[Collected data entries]
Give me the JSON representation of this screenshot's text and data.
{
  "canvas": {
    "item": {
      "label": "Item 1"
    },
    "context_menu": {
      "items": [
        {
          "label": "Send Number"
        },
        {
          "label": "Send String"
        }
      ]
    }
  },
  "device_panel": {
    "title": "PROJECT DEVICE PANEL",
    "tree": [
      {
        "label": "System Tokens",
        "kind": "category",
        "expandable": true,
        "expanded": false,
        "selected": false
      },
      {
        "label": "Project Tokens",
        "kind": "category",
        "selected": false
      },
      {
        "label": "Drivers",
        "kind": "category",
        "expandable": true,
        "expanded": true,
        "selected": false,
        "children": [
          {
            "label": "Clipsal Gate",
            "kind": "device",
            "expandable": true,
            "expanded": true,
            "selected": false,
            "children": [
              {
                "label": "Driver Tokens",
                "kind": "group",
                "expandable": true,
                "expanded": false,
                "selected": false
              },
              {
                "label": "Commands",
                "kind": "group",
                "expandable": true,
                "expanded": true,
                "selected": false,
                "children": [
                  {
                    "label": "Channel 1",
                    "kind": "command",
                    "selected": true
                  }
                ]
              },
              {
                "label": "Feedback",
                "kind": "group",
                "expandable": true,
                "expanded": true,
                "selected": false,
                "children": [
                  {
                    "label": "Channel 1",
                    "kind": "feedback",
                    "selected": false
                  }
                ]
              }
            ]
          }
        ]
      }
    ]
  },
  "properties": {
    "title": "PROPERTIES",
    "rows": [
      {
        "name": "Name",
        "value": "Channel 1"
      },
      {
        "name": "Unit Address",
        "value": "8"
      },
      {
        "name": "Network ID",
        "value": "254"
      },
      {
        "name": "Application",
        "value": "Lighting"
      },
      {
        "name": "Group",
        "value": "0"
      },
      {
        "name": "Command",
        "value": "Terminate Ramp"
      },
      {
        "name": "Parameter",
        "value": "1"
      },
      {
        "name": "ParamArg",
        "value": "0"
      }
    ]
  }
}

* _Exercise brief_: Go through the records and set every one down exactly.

* _Your response_:
Give me the JSON representation of this screenshot's text and data.
{
  "canvas": {
    "item": {
      "label": "Item 1"
    },
    "context_menu": {
      "items": [
        {
          "label": "Send Number"
        },
        {
          "label": "Send String"
        }
      ]
    }
  },
  "device_panel": {
    "title": "PROJECT DEVICE PANEL",
    "tree": [
      {
        "label": "System Tokens",
        "kind": "category",
        "expandable": true,
        "expanded": false,
        "selected": false
      },
      {
        "label": "Project Tokens",
        "kind": "category",
        "selected": false
      },
      {
        "label": "Drivers",
        "kind": "category",
        "expandable": true,
        "expanded": true,
        "selected": false,
        "children": [
          {
            "label": "Clipsal Gate",
            "kind": "device",
            "expandable": true,
            "expanded": true,
            "selected": false,
            "children": [
              {
                "label": "Driver Tokens",
                "kind": "group",
                "expandable": true,
                "expanded": false,
                "selected": false
              },
              {
                "label": "Commands",
                "kind": "group",
                "expandable": true,
                "expanded": true,
                "selected": false,
                "children": [
                  {
                    "label": "Channel 1",
                    "kind": "command",
                    "selected": true
                  }
                ]
              },
              {
                "label": "Feedback",
                "kind": "group",
                "expandable": true,
                "expanded": true,
                "selected": false,
                "children": [
                  {
                    "label": "Channel 1",
                    "kind": "feedback",
                    "selected": false
                  }
                ]
              }
            ]
          }
        ]
      }
    ]
  },
  "properties": {
    "title": "PROPERTIES",
    "rows": [
      {
        "name": "Name",
        "value": "Channel 1"
      },
      {
        "name": "Unit Address",
        "value": "8"
      },
      {
        "name": "Network ID",
        "value": "254"
      },
      {
        "name": "Application",
        "value": "Lighting"
      },
      {
        "name": "Group",
        "value": "0"
      },
      {
        "name": "Command",
        "value": "Terminate Ramp"
      },
      {
        "name": "Parameter",
        "value": "1"
      },
      {
        "name": "ParamArg",
        "value": "0"
      }
    ]
  }
}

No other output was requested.